Task inputs START

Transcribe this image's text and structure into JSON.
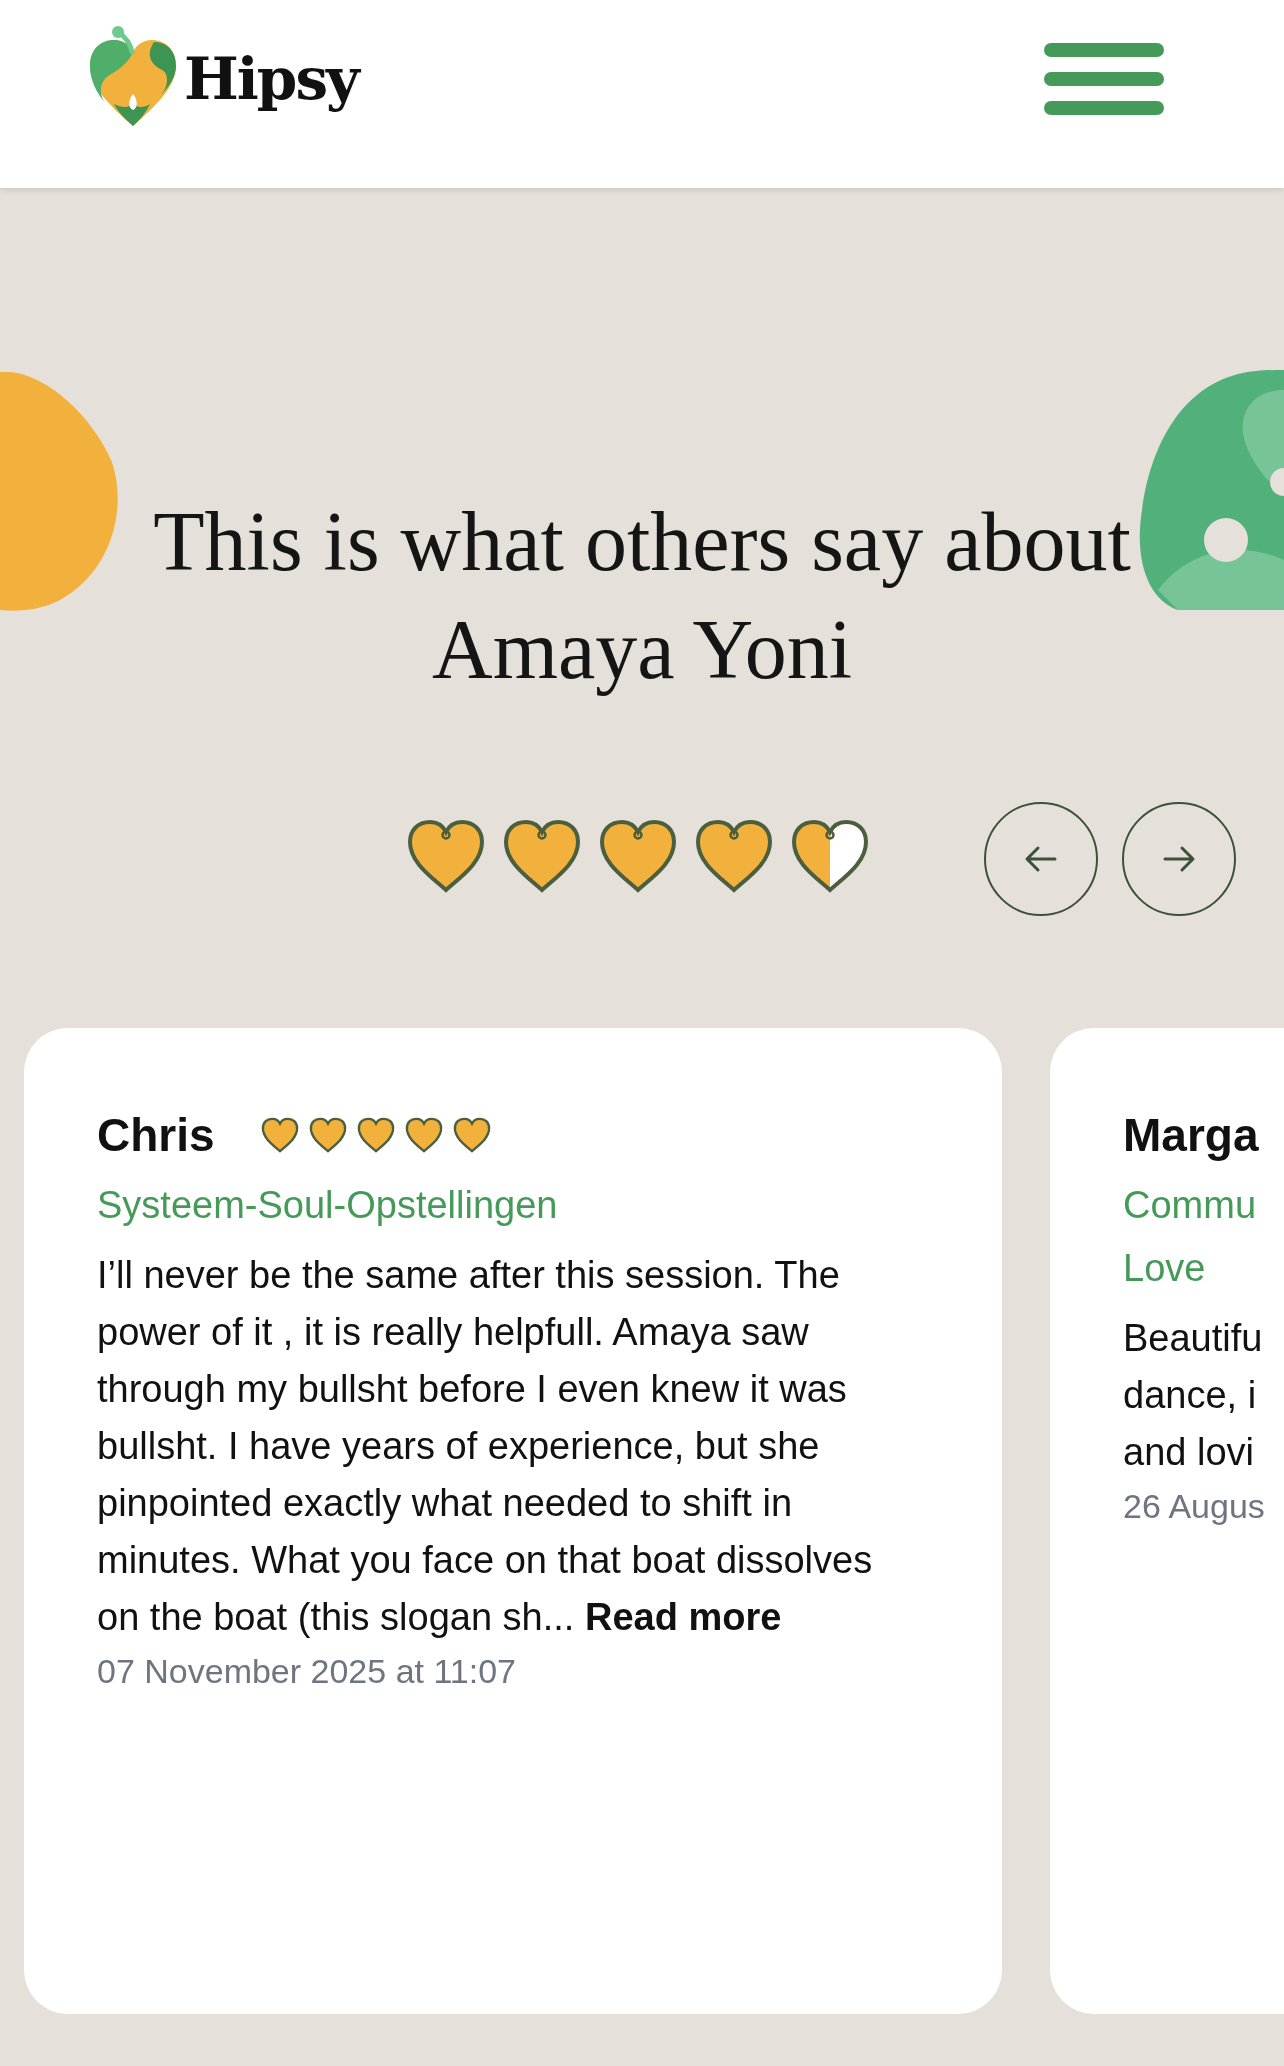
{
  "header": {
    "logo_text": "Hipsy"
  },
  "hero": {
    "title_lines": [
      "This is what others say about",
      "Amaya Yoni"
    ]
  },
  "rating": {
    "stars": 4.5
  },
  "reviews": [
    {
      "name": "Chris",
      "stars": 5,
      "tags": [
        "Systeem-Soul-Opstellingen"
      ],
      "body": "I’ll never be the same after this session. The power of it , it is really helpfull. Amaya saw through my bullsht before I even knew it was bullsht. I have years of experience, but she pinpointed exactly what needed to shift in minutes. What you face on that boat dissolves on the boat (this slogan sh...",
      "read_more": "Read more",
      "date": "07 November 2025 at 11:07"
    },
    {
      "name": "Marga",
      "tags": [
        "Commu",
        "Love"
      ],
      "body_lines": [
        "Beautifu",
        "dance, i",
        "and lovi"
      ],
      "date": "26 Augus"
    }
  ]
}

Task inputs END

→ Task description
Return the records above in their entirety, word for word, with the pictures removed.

→ Output for this task
Transcribe this image's text and structure into JSON.
{
  "header": {
    "logo_text": "Hipsy"
  },
  "hero": {
    "title_lines": [
      "This is what others say about",
      "Amaya Yoni"
    ]
  },
  "rating": {
    "stars": 4.5
  },
  "reviews": [
    {
      "name": "Chris",
      "stars": 5,
      "tags": [
        "Systeem-Soul-Opstellingen"
      ],
      "body": "I’ll never be the same after this session. The power of it , it is really helpfull. Amaya saw through my bullsht before I even knew it was bullsht. I have years of experience, but she pinpointed exactly what needed to shift in minutes. What you face on that boat dissolves on the boat (this slogan sh...",
      "read_more": "Read more",
      "date": "07 November 2025 at 11:07"
    },
    {
      "name": "Marga",
      "tags": [
        "Commu",
        "Love"
      ],
      "body_lines": [
        "Beautifu",
        "dance, i",
        "and lovi"
      ],
      "date": "26 Augus"
    }
  ]
}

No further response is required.